In the months since Donald Trump’s stunning presidential victory, media outlets have obsessed over his voters—who they are and what their motivations might have been. Many have credited his win to "working-class whites,” a segment of society that has been laid low by opioid addiction and income inequality, in part because it made a compelling narrative.
The data tell a different story. According to an analysis by the Washington Post, Trump’s voting bloc was primarily comprised of middle- and upper-income Americans. An NBC poll of Trump voters from March 2016 showed that only one-third of his supporters had incomes lower than $50,000, while the other two-thirds made more than $50,000.

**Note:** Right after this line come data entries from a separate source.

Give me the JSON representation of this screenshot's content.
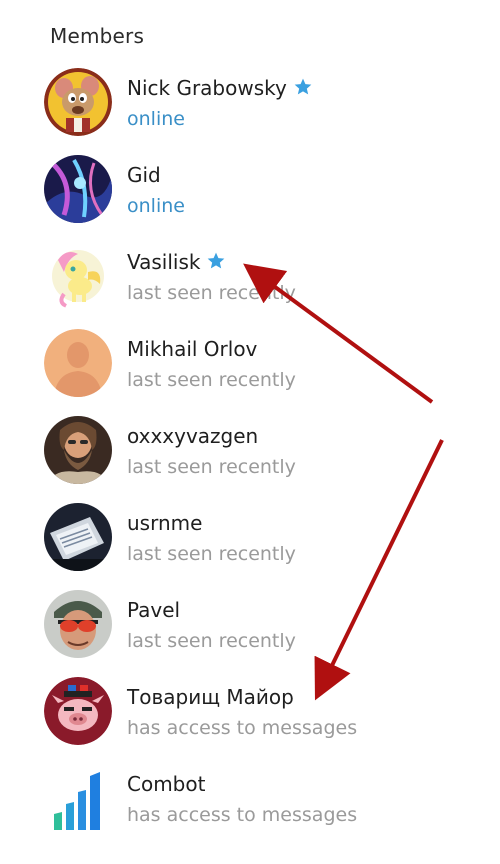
{
  "section": {
    "title": "Members"
  },
  "members": [
    {
      "name": "Nick Grabowsky",
      "status": "online",
      "starred": true,
      "avatar_icon": "rat-cartoon-avatar"
    },
    {
      "name": "Gid",
      "status": "online",
      "starred": false,
      "avatar_icon": "abstract-blue-avatar"
    },
    {
      "name": "Vasilisk",
      "status": "last seen recently",
      "starred": true,
      "avatar_icon": "pony-avatar"
    },
    {
      "name": "Mikhail Orlov",
      "status": "last seen recently",
      "starred": false,
      "avatar_icon": "default-person-avatar"
    },
    {
      "name": "oxxxyvazgen",
      "status": "last seen recently",
      "starred": false,
      "avatar_icon": "bearded-man-avatar"
    },
    {
      "name": "usrnme",
      "status": "last seen recently",
      "starred": false,
      "avatar_icon": "laptop-avatar"
    },
    {
      "name": "Pavel",
      "status": "last seen recently",
      "starred": false,
      "avatar_icon": "sunglasses-man-avatar"
    },
    {
      "name": "Товарищ Майор",
      "status": "has access to messages",
      "starred": false,
      "avatar_icon": "pig-police-avatar"
    },
    {
      "name": "Combot",
      "status": "has access to messages",
      "starred": false,
      "avatar_icon": "bar-chart-logo"
    }
  ],
  "colors": {
    "online": "#3a8fc7",
    "offline": "#9a9a9a",
    "star": "#3aa0e0",
    "arrow": "#b01010"
  }
}
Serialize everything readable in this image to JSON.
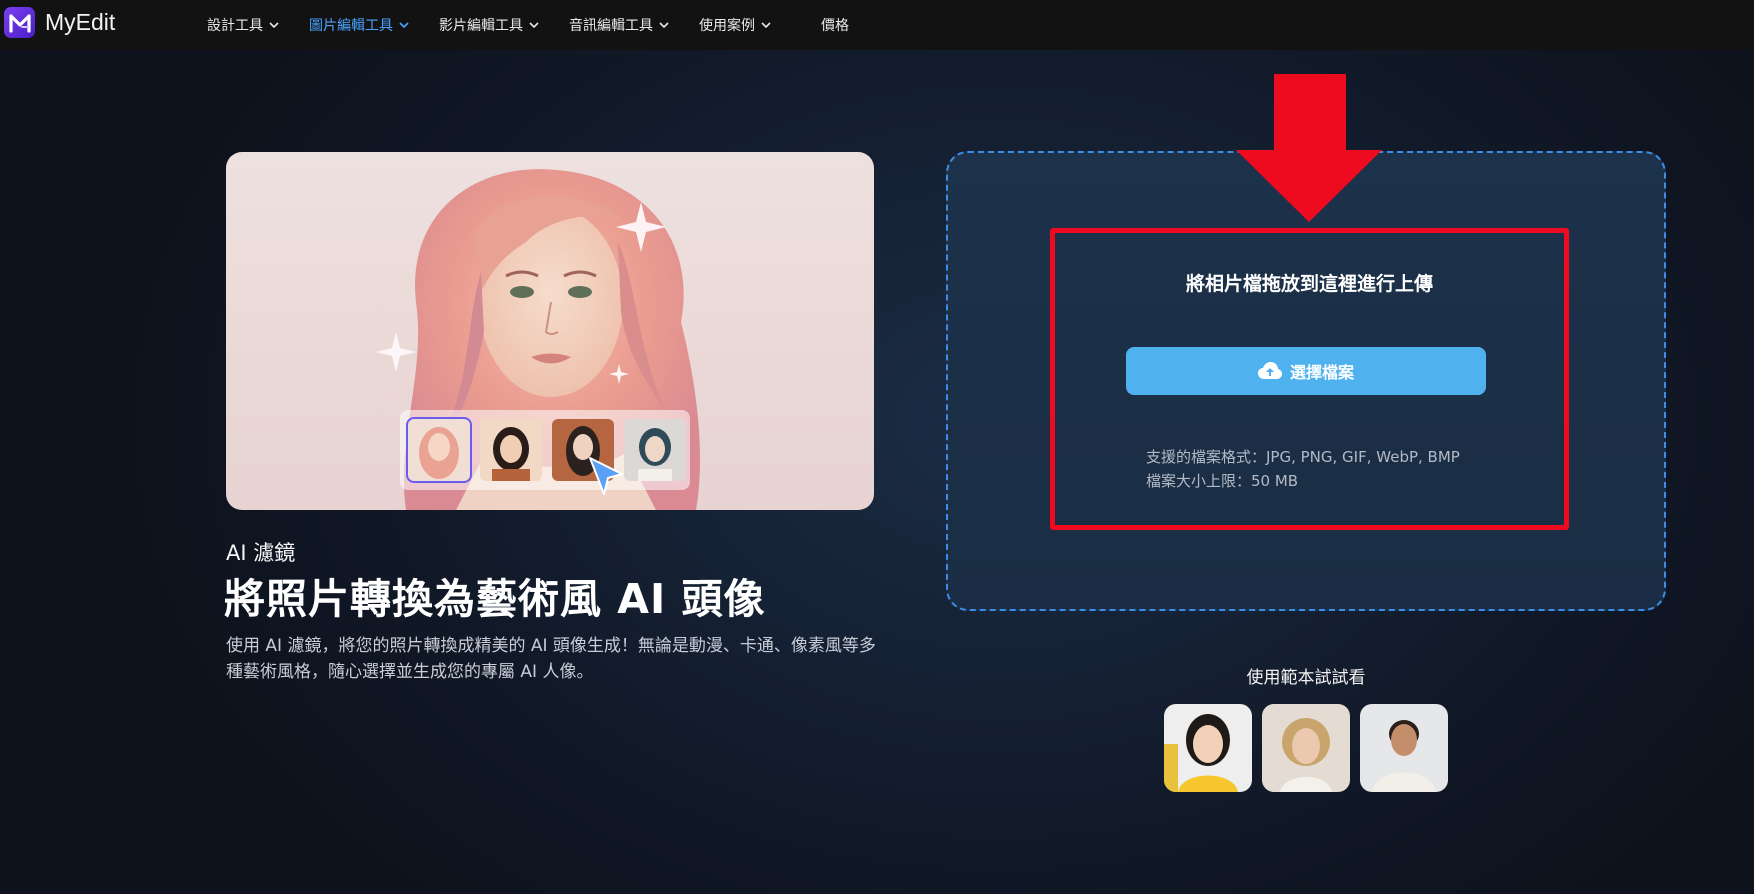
{
  "brand": {
    "name": "MyEdit",
    "logo_letter": "M"
  },
  "nav": {
    "items": [
      {
        "label": "設計工具",
        "has_menu": true,
        "active": false
      },
      {
        "label": "圖片編輯工具",
        "has_menu": true,
        "active": true
      },
      {
        "label": "影片編輯工具",
        "has_menu": true,
        "active": false
      },
      {
        "label": "音訊編輯工具",
        "has_menu": true,
        "active": false
      },
      {
        "label": "使用案例",
        "has_menu": true,
        "active": false
      }
    ],
    "pricing_label": "價格"
  },
  "hero": {
    "kicker": "AI 濾鏡",
    "headline": "將照片轉換為藝術風 AI 頭像",
    "description": "使用 AI 濾鏡，將您的照片轉換成精美的 AI 頭像生成！無論是動漫、卡通、像素風等多種藝術風格，隨心選擇並生成您的專屬 AI 人像。"
  },
  "upload": {
    "drop_title": "將相片檔拖放到這裡進行上傳",
    "choose_label": "選擇檔案",
    "formats_line": "支援的檔案格式：JPG, PNG, GIF, WebP, BMP",
    "size_line": "檔案大小上限：50 MB"
  },
  "samples": {
    "title": "使用範本試試看",
    "items": [
      "sample-photo-1",
      "sample-photo-2",
      "sample-photo-3"
    ]
  },
  "colors": {
    "accent": "#4aa3ff",
    "button": "#4fb2ee",
    "highlight": "#ee0a1f",
    "dash_border": "#3c8de6"
  }
}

A similar trend arose in the general election as well. According to the American National Election Study, 35 percent of people who said they voted for Trump had household incomes under $50,000. The other two-thirds of Trump voters “came from the better-off half of the economy.”
Another component of the "working-class whites" narrative was the lack of a college education among most Trump voters, as 69 percent of his supporters in the general election did not have a college degree. But polling data from NBC also showed that about 70 percent of Republicans had not graduated from a college or university, so that number was not an aberration.
It is also the case that the lack of a college degree is not intrinsically tied to a person’s income—less education does not necessarily equate to being a member of the poor or working class. Only 25 percent of Trump voters were white people without college degrees making below the $50,000 median income. In fact, nearly 60 percent of white Trump voters without college degrees were making over $50,000, placing them in the “top-half of income distribution.” Data also show that one in five Trump voters actually made over $100,000 in household income, again exposing gaping holes in the narrative that the white working-class is mostly responsible for Trump’s win.
H/T Washington Post